What is needed: Taking the listing below line by line, tally those that contain the string "description". Give the total alone.

Data in this exercise:
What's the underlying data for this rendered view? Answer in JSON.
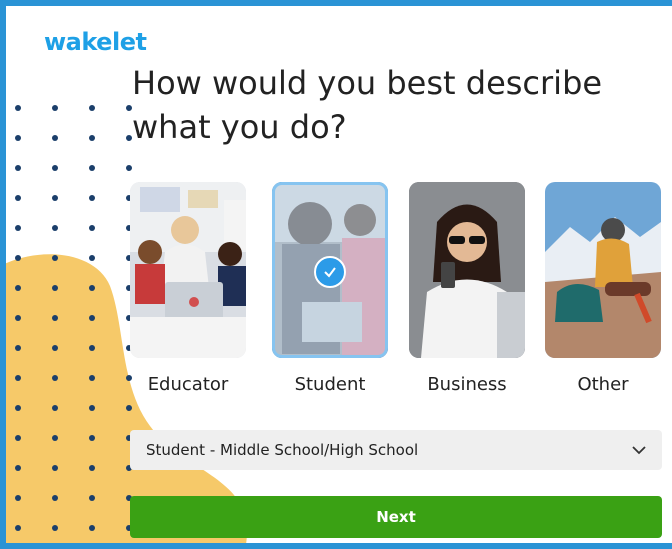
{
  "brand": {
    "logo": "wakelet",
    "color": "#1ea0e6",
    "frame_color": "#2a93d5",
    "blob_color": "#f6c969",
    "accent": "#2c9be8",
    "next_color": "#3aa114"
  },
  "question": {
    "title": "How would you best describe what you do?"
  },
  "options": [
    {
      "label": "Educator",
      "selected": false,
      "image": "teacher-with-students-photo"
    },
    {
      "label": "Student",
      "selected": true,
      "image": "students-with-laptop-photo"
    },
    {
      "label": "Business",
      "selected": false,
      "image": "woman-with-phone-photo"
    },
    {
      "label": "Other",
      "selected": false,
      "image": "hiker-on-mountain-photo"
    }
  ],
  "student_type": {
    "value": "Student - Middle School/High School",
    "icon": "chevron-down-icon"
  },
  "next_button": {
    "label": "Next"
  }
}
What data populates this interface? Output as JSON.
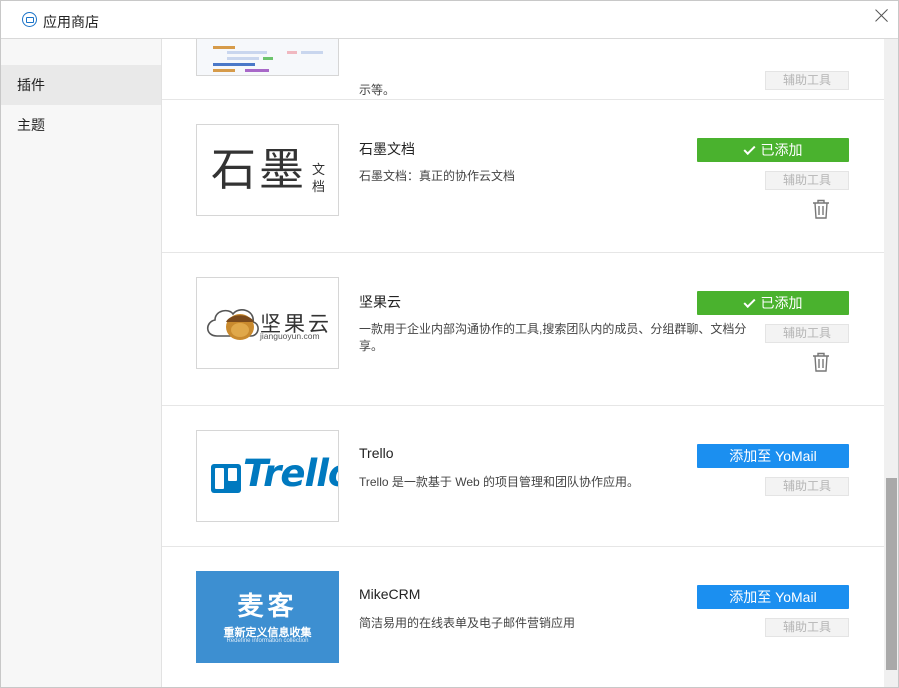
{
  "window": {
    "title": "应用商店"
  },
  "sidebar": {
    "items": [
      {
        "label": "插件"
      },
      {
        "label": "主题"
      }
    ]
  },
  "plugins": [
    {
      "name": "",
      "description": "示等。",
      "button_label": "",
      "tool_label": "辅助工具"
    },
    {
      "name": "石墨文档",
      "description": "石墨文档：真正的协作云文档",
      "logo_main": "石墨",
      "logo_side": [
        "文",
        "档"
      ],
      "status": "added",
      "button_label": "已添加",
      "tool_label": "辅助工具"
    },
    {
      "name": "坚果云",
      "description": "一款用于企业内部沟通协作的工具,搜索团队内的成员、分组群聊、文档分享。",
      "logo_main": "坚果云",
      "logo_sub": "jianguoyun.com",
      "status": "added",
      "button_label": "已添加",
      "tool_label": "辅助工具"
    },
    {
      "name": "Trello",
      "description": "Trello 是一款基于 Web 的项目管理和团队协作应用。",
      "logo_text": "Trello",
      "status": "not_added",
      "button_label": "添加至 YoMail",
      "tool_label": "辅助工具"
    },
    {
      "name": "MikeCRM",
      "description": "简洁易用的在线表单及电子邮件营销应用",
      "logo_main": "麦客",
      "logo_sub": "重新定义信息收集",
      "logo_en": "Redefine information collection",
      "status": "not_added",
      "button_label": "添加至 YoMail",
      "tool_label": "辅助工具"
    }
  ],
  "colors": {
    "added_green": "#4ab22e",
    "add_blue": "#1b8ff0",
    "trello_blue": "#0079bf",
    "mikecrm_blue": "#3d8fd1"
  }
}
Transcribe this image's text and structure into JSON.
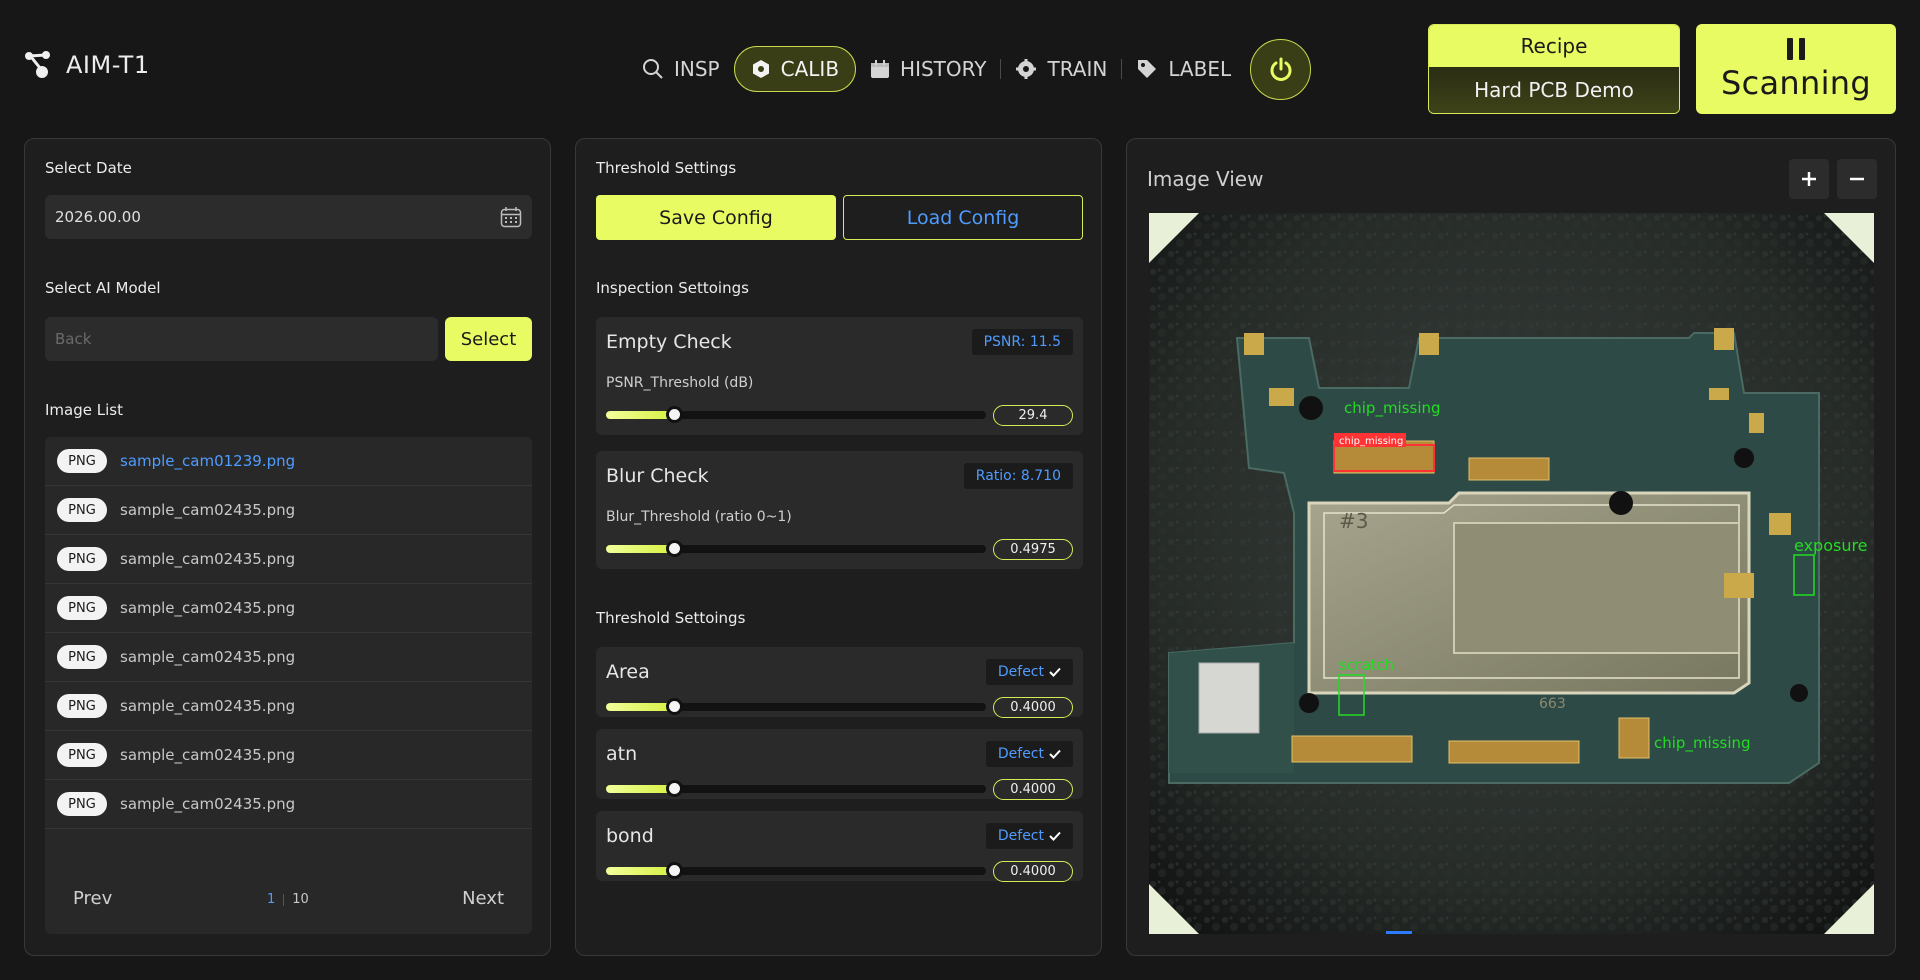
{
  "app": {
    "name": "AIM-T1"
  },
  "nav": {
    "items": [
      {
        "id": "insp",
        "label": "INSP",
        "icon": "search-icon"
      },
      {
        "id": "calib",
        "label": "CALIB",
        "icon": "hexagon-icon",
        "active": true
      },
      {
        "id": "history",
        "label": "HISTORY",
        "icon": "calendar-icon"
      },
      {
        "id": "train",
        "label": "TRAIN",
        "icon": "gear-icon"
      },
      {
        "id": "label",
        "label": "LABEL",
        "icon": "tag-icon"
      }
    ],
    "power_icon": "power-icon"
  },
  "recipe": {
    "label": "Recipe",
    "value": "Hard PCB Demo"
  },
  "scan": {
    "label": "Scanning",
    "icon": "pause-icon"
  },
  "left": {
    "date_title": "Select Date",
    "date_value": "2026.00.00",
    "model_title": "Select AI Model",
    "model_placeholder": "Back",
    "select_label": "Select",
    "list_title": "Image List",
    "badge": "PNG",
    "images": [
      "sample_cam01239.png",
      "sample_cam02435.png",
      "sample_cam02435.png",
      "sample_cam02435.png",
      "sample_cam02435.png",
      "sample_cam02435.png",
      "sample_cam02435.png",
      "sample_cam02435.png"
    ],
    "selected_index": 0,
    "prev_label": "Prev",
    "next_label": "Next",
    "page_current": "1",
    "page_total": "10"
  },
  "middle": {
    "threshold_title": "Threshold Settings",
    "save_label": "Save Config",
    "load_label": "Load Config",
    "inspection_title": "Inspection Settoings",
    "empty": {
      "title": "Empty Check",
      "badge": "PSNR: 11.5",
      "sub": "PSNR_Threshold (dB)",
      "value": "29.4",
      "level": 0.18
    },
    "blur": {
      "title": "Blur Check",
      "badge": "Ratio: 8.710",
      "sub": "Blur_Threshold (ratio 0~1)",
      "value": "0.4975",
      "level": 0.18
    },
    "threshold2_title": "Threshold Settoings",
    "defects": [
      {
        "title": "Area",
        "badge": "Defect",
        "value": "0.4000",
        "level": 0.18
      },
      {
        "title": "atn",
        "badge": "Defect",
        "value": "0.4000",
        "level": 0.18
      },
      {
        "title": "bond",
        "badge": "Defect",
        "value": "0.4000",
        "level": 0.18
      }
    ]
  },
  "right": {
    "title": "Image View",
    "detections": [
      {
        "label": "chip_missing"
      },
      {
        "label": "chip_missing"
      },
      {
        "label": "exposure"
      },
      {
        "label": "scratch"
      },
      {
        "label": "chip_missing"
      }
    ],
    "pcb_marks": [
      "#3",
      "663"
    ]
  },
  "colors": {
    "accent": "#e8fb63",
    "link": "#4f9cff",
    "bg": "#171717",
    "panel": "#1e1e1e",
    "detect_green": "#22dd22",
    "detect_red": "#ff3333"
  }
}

Solution: 5